Fifty years after its American debut and three months after the death of its founder, the Moiseyev Dance Company on Friday verified its credentials as the world's premier folk ensemble at the Cerritos Center for the Performing Arts.
No kick lower than shoulder height, no backbend unless the head brushed the floor: Moiseyev technique looked positively awesome in this relatively intimate theater, where every detail of costume or choreography seemed spotlighted.
And this time, the company earned its standing ovations without its best loved repertory -- the Ukrainian hopak, for instance, with a man flying over a line of women. Or "Partisans," Igor Moiseyev's tribute to World War II freedom fighters. Or "Old City Quadrilles," his alternately satiric and nostalgic depiction of Moscow social dancing way back when.
Instead, the showstoppers were often the same pieces the company danced at the Hollywood Bowl three years ago. Oleg Chernasov again took the audience by surprise with a trick solo that disguised him as two interlocked Nanayan child-wrestlers. The Bessarabian Gypsy Dance once more started in exotic languor and accelerated into wild flamboyance. The Moldavian suite, as always, deployed two dozen dancers in geometric formations that only ceased to evolve when they became the backdrop for high-speed virtuosity by smaller cadres.
However, the Cerritos audience also couldn't get enough of Alexander Tikhonov, Dmitry Klokotov and Rudiy Khodzhoyan in their Argentine gaucho solos: spurs jingling as they stamped through step patterns ornamented with gestures depicting the riding of horses.
Another work ending in an encore: the Sirtaki line dances, with the performers far too perfectly matched in timing, leg height and so on to look like ordinary Greeks at a party (where the unisons would be approximate and individual), but certainly exemplary in technical control.
Many of the smaller-scale Slavic pieces on the 11-part program held the greatest choreographic interest because of their distinctive vocabularies. In the dead-serious Kalmuk trio, for example, Ramil Mekhdiev, Evgeny Chernyshkov and Yuri Chernyshkov developed gestural themes suggesting the fluttering of wings. Anna Shchukina and Nikolay Rubtsov's duet in the large-scale "Russian Dance Summer" had a courtly delicacy and reserve, a quality that also sweetened the early sections of "Polyanka."
It didn't last long, of course, for Moiseyev almost always used mellowness and charm as a prelude to in-your-face bravura -- in "Polyanka," sharp turns for the six women and squat kicks for the six men.
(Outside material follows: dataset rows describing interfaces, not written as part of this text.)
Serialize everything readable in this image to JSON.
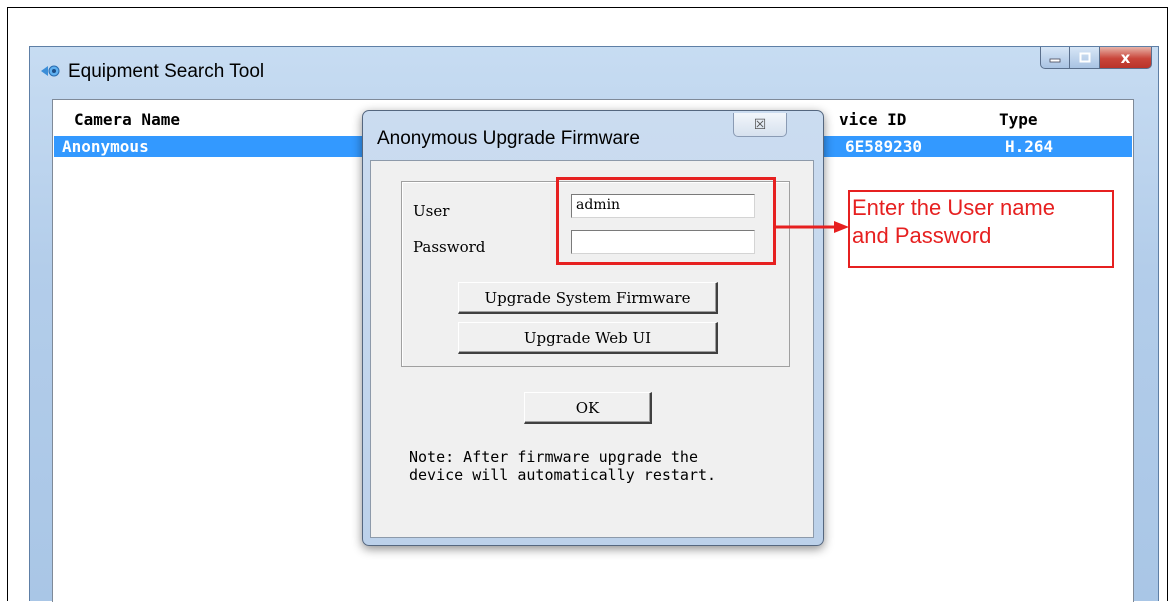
{
  "window": {
    "title": "Equipment Search Tool",
    "close_glyph": "x"
  },
  "list": {
    "columns": [
      "Camera Name",
      "vice ID",
      "Type"
    ],
    "rows": [
      {
        "camera_name": "Anonymous",
        "device_id": "6E589230",
        "type": "H.264"
      }
    ]
  },
  "dialog": {
    "title": "Anonymous Upgrade Firmware",
    "close_glyph": "☒",
    "user_label": "User",
    "user_value": "admin",
    "password_label": "Password",
    "password_value": "",
    "upgrade_system_firmware": "Upgrade System Firmware",
    "upgrade_web_ui": "Upgrade Web UI",
    "ok": "OK",
    "note_line1": "Note: After firmware upgrade the",
    "note_line2": "device will automatically restart."
  },
  "annotation": {
    "line1": "Enter the User name",
    "line2": "and Password",
    "color": "#e62020"
  }
}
But the breezy "Tatarochka" (a North American premiere on this tour) did stay small, light and deft throughout, with running steps for Olga Volina -- forward and backward -- leading to attempts by Dmitry Klokotov and Oleg Chernasov to keep up with her.
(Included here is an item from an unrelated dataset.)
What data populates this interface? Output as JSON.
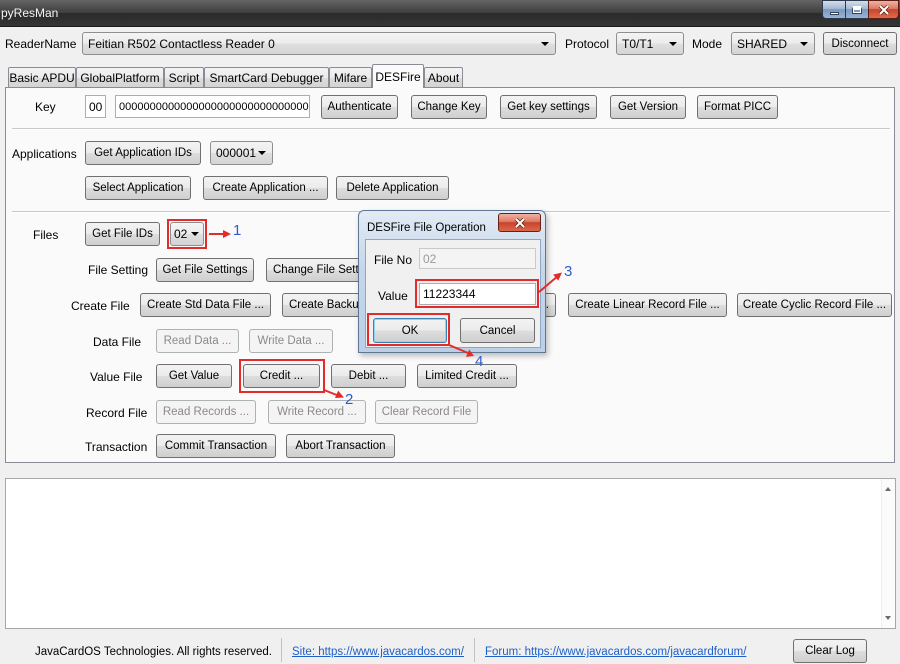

In contrast, Moiseyev's "Polovetsian Dances" enlisted the entire company in a pseudo-primitive Tatar divertissement from the Borodin opera "Prince Igor," with the dancers divided into pretty much the same groups (slaves, boys, archers, spearmen, etc.) as in the well-known 1909 version by Mikhail Fokine and, before that, one by Lev Ivanov.
Unfortunately, the piece suffered from the crudely reorchestrated taped accompaniment -- with some weird tempos for the women's dances -- and looked cramped on the Cerritos stage. Yes, the warriors jumped thrillingly, bared chests gleaming in the light of the steppes. But for military spit and polish, their fierce swagger couldn't compete with the parade-ground exactitude of "Yablotchko," an excerpt from a naval suite featuring wave after wave of sailors executing intricate, high-velocity footwork, including hornpipe steps.
The program began with an uncredited short film summarizing Moiseyev's life, including rare footage dating back to the 1930s. "We want to leave a mark on history," he said to his dancers at one point, and the current company -- no less than the film -- showed how much he changed everyone's expectations about what kinds of dance could be exciting in the theater.